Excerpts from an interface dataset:
# # # #
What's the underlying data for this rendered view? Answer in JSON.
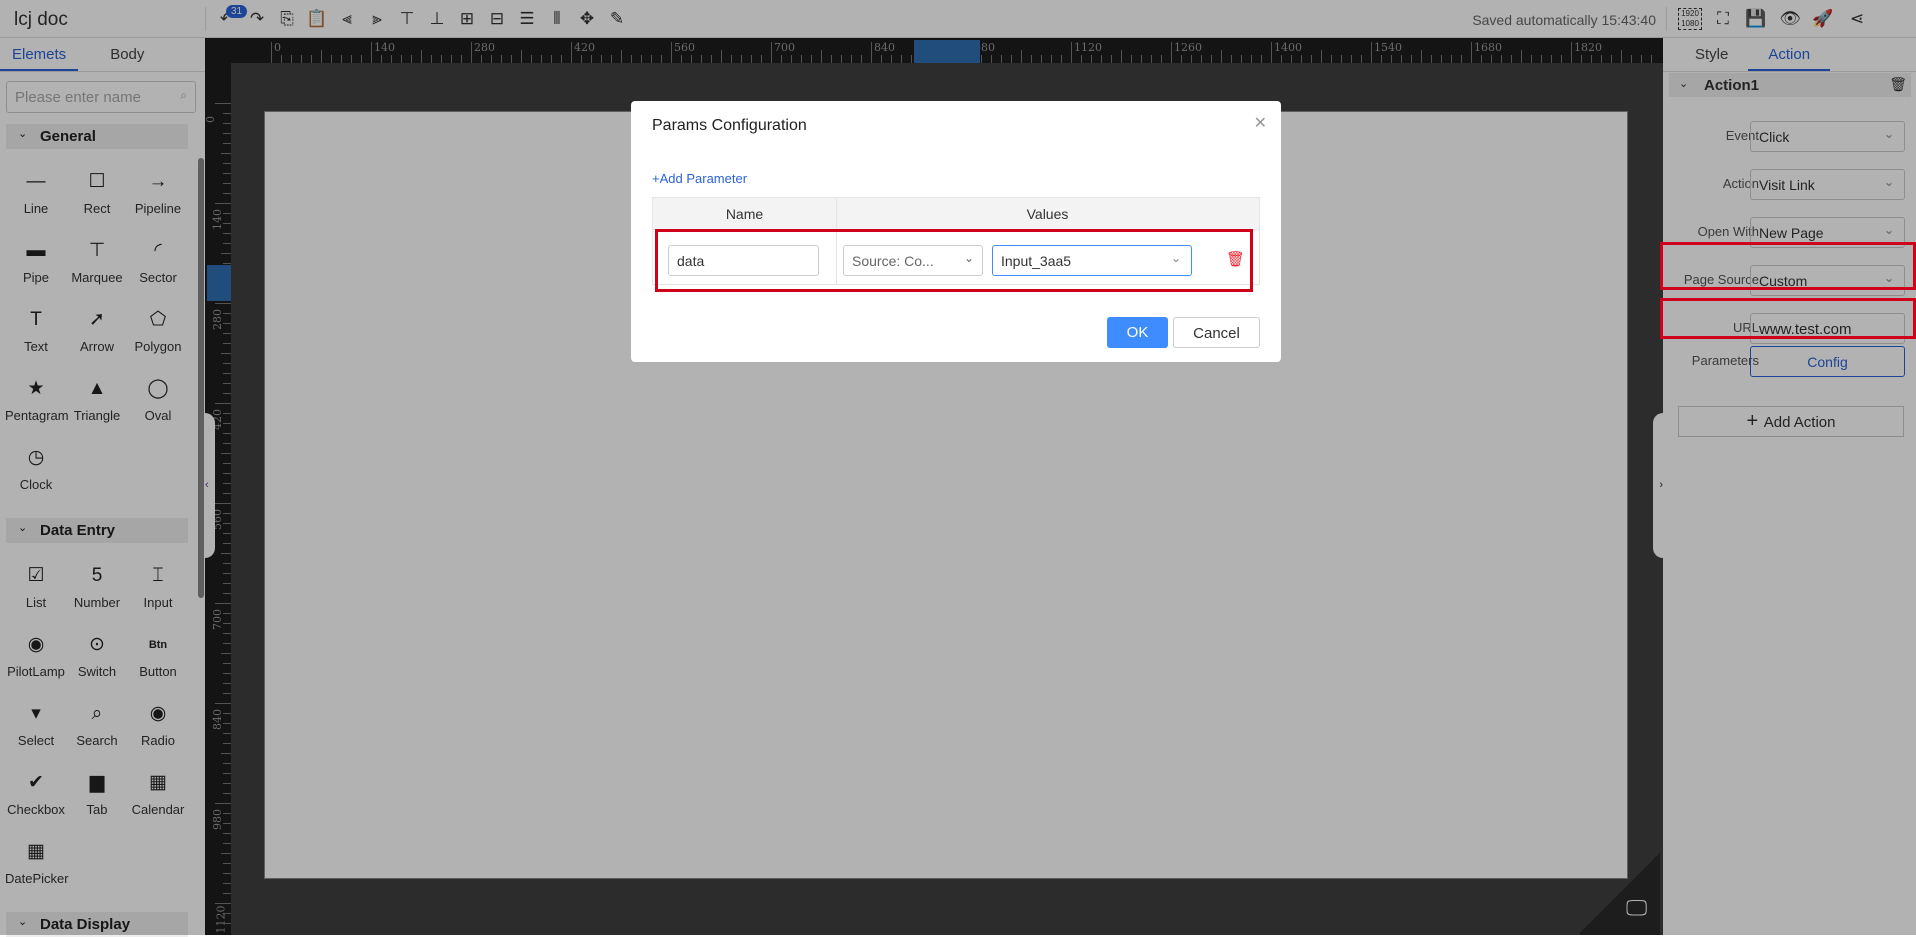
{
  "app": {
    "title": "lcj doc",
    "saved": "Saved automatically 15:43:40",
    "undo_count": "31",
    "resolution_top": "1920",
    "resolution_bottom": "1080"
  },
  "toolbar": {
    "icons": [
      "undo-icon",
      "redo-icon",
      "copy-icon",
      "paste-icon",
      "align-left-icon",
      "align-right-icon",
      "align-top-icon",
      "align-bottom-icon",
      "align-hcenter-icon",
      "align-vcenter-icon",
      "distribute-h-icon",
      "distribute-v-icon",
      "move-icon",
      "brush-icon"
    ],
    "right_icons": [
      "resolution-icon",
      "fit-screen-icon",
      "save-icon",
      "preview-icon",
      "publish-icon",
      "share-icon"
    ]
  },
  "left": {
    "tabs": [
      "Elemets",
      "Body"
    ],
    "search_placeholder": "Please enter name",
    "sections": [
      {
        "title": "General",
        "items": [
          {
            "label": "Line",
            "icon": "—"
          },
          {
            "label": "Rect",
            "icon": "☐"
          },
          {
            "label": "Pipeline",
            "icon": "→"
          },
          {
            "label": "Pipe",
            "icon": "▬"
          },
          {
            "label": "Marquee",
            "icon": "⊤"
          },
          {
            "label": "Sector",
            "icon": "◜"
          },
          {
            "label": "Text",
            "icon": "T"
          },
          {
            "label": "Arrow",
            "icon": "➚"
          },
          {
            "label": "Polygon",
            "icon": "⬠"
          },
          {
            "label": "Pentagram",
            "icon": "★"
          },
          {
            "label": "Triangle",
            "icon": "▲"
          },
          {
            "label": "Oval",
            "icon": "◯"
          },
          {
            "label": "Clock",
            "icon": "◷"
          }
        ]
      },
      {
        "title": "Data Entry",
        "items": [
          {
            "label": "List",
            "icon": "☑"
          },
          {
            "label": "Number",
            "icon": "5"
          },
          {
            "label": "Input",
            "icon": "⌶"
          },
          {
            "label": "PilotLamp",
            "icon": "◉"
          },
          {
            "label": "Switch",
            "icon": "⊙"
          },
          {
            "label": "Button",
            "icon": "Btn"
          },
          {
            "label": "Select",
            "icon": "▾"
          },
          {
            "label": "Search",
            "icon": "⌕"
          },
          {
            "label": "Radio",
            "icon": "◉"
          },
          {
            "label": "Checkbox",
            "icon": "✔"
          },
          {
            "label": "Tab",
            "icon": "▆"
          },
          {
            "label": "Calendar",
            "icon": "▦"
          },
          {
            "label": "DatePicker",
            "icon": "▦"
          }
        ]
      },
      {
        "title": "Data Display",
        "items": []
      }
    ]
  },
  "rulers": {
    "h": [
      "0",
      "140",
      "280",
      "420",
      "560",
      "700",
      "840",
      "980",
      "1120",
      "1260",
      "1400",
      "1540",
      "1680",
      "1820"
    ],
    "v": [
      "0",
      "140",
      "280",
      "420",
      "560",
      "700",
      "840",
      "980",
      "1120"
    ]
  },
  "right": {
    "tabs": [
      "Style",
      "Action"
    ],
    "action_title": "Action1",
    "rows": [
      {
        "label": "Event",
        "value": "Click"
      },
      {
        "label": "Action",
        "value": "Visit Link"
      },
      {
        "label": "Open With",
        "value": "New Page"
      },
      {
        "label": "Page Source",
        "value": "Custom"
      }
    ],
    "url_label": "URL",
    "url_value": "www.test.com",
    "params_label": "Parameters",
    "config": "Config",
    "add_action": "Add Action"
  },
  "dialog": {
    "title": "Params Configuration",
    "add_param": "Add Parameter",
    "col_name": "Name",
    "col_values": "Values",
    "row": {
      "name": "data",
      "source": "Source:  Co...",
      "value": "Input_3aa5"
    },
    "ok": "OK",
    "cancel": "Cancel"
  },
  "colors": {
    "accent": "#2b62d9",
    "primary_button": "#3f8cff",
    "highlight": "#d0021b",
    "danger": "#f5222d"
  }
}
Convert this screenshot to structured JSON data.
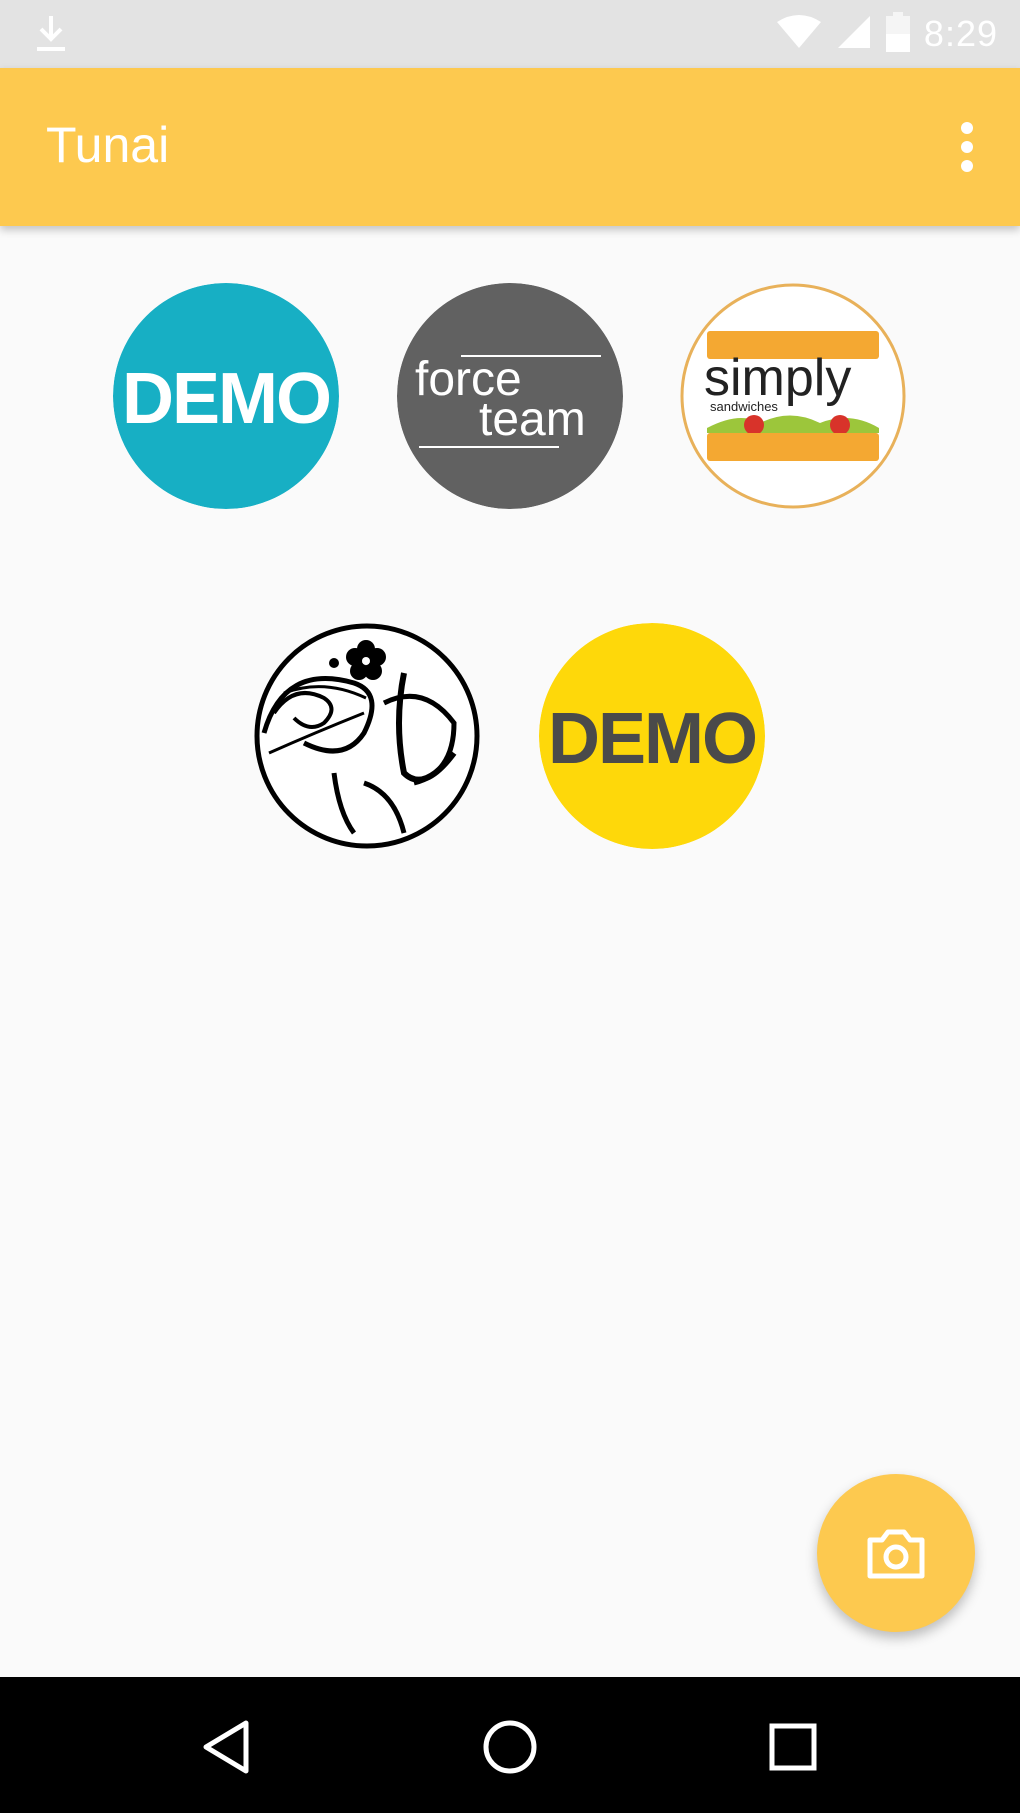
{
  "status_bar": {
    "time": "8:29",
    "icons": [
      "download-icon",
      "wifi-icon",
      "signal-icon",
      "battery-icon"
    ]
  },
  "app_bar": {
    "title": "Tunai",
    "menu_icon": "more-vertical-icon"
  },
  "merchants": [
    {
      "id": "demo-teal",
      "text": "DEMO",
      "bg": "#17afc4",
      "fg": "#ffffff"
    },
    {
      "id": "force-team",
      "line1": "force",
      "line2": "team",
      "bg": "#616161",
      "fg": "#ffffff"
    },
    {
      "id": "simply-sandwiches",
      "line1": "simply",
      "line2": "sandwiches",
      "bg": "#ffffff",
      "accent": "#f4a832"
    },
    {
      "id": "calligraphy",
      "bg": "#ffffff",
      "fg": "#000000"
    },
    {
      "id": "demo-yellow",
      "text": "DEMO",
      "bg": "#fed80a",
      "fg": "#4a4a4a"
    }
  ],
  "fab": {
    "icon": "camera-icon",
    "color": "#fdc94f"
  },
  "nav_bar": {
    "buttons": [
      "back-icon",
      "home-icon",
      "recents-icon"
    ]
  },
  "colors": {
    "accent": "#fdc94f",
    "background": "#fafafa"
  }
}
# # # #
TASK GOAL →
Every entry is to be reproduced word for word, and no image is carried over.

RESPONSE BELOW →
What's the underlying data for this rendered view? Answer in JSON.
{
  "app": {
    "title": "lcj doc",
    "saved": "Saved automatically 15:43:40",
    "undo_count": "31",
    "resolution_top": "1920",
    "resolution_bottom": "1080"
  },
  "toolbar": {
    "icons": [
      "undo-icon",
      "redo-icon",
      "copy-icon",
      "paste-icon",
      "align-left-icon",
      "align-right-icon",
      "align-top-icon",
      "align-bottom-icon",
      "align-hcenter-icon",
      "align-vcenter-icon",
      "distribute-h-icon",
      "distribute-v-icon",
      "move-icon",
      "brush-icon"
    ],
    "right_icons": [
      "resolution-icon",
      "fit-screen-icon",
      "save-icon",
      "preview-icon",
      "publish-icon",
      "share-icon"
    ]
  },
  "left": {
    "tabs": [
      "Elemets",
      "Body"
    ],
    "search_placeholder": "Please enter name",
    "sections": [
      {
        "title": "General",
        "items": [
          {
            "label": "Line",
            "icon": "—"
          },
          {
            "label": "Rect",
            "icon": "☐"
          },
          {
            "label": "Pipeline",
            "icon": "→"
          },
          {
            "label": "Pipe",
            "icon": "▬"
          },
          {
            "label": "Marquee",
            "icon": "⊤"
          },
          {
            "label": "Sector",
            "icon": "◜"
          },
          {
            "label": "Text",
            "icon": "T"
          },
          {
            "label": "Arrow",
            "icon": "➚"
          },
          {
            "label": "Polygon",
            "icon": "⬠"
          },
          {
            "label": "Pentagram",
            "icon": "★"
          },
          {
            "label": "Triangle",
            "icon": "▲"
          },
          {
            "label": "Oval",
            "icon": "◯"
          },
          {
            "label": "Clock",
            "icon": "◷"
          }
        ]
      },
      {
        "title": "Data Entry",
        "items": [
          {
            "label": "List",
            "icon": "☑"
          },
          {
            "label": "Number",
            "icon": "5"
          },
          {
            "label": "Input",
            "icon": "⌶"
          },
          {
            "label": "PilotLamp",
            "icon": "◉"
          },
          {
            "label": "Switch",
            "icon": "⊙"
          },
          {
            "label": "Button",
            "icon": "Btn"
          },
          {
            "label": "Select",
            "icon": "▾"
          },
          {
            "label": "Search",
            "icon": "⌕"
          },
          {
            "label": "Radio",
            "icon": "◉"
          },
          {
            "label": "Checkbox",
            "icon": "✔"
          },
          {
            "label": "Tab",
            "icon": "▆"
          },
          {
            "label": "Calendar",
            "icon": "▦"
          },
          {
            "label": "DatePicker",
            "icon": "▦"
          }
        ]
      },
      {
        "title": "Data Display",
        "items": []
      }
    ]
  },
  "rulers": {
    "h": [
      "0",
      "140",
      "280",
      "420",
      "560",
      "700",
      "840",
      "980",
      "1120",
      "1260",
      "1400",
      "1540",
      "1680",
      "1820"
    ],
    "v": [
      "0",
      "140",
      "280",
      "420",
      "560",
      "700",
      "840",
      "980",
      "1120"
    ]
  },
  "right": {
    "tabs": [
      "Style",
      "Action"
    ],
    "action_title": "Action1",
    "rows": [
      {
        "label": "Event",
        "value": "Click"
      },
      {
        "label": "Action",
        "value": "Visit Link"
      },
      {
        "label": "Open With",
        "value": "New Page"
      },
      {
        "label": "Page Source",
        "value": "Custom"
      }
    ],
    "url_label": "URL",
    "url_value": "www.test.com",
    "params_label": "Parameters",
    "config": "Config",
    "add_action": "Add Action"
  },
  "dialog": {
    "title": "Params Configuration",
    "add_param": "Add Parameter",
    "col_name": "Name",
    "col_values": "Values",
    "row": {
      "name": "data",
      "source": "Source:  Co...",
      "value": "Input_3aa5"
    },
    "ok": "OK",
    "cancel": "Cancel"
  },
  "colors": {
    "accent": "#2b62d9",
    "primary_button": "#3f8cff",
    "highlight": "#d0021b",
    "danger": "#f5222d"
  }
}
Convert this screenshot to structured JSON data.
{
  "status_bar": {
    "time": "8:29",
    "icons": [
      "download-icon",
      "wifi-icon",
      "signal-icon",
      "battery-icon"
    ]
  },
  "app_bar": {
    "title": "Tunai",
    "menu_icon": "more-vertical-icon"
  },
  "merchants": [
    {
      "id": "demo-teal",
      "text": "DEMO",
      "bg": "#17afc4",
      "fg": "#ffffff"
    },
    {
      "id": "force-team",
      "line1": "force",
      "line2": "team",
      "bg": "#616161",
      "fg": "#ffffff"
    },
    {
      "id": "simply-sandwiches",
      "line1": "simply",
      "line2": "sandwiches",
      "bg": "#ffffff",
      "accent": "#f4a832"
    },
    {
      "id": "calligraphy",
      "bg": "#ffffff",
      "fg": "#000000"
    },
    {
      "id": "demo-yellow",
      "text": "DEMO",
      "bg": "#fed80a",
      "fg": "#4a4a4a"
    }
  ],
  "fab": {
    "icon": "camera-icon",
    "color": "#fdc94f"
  },
  "nav_bar": {
    "buttons": [
      "back-icon",
      "home-icon",
      "recents-icon"
    ]
  },
  "colors": {
    "accent": "#fdc94f",
    "background": "#fafafa"
  }
}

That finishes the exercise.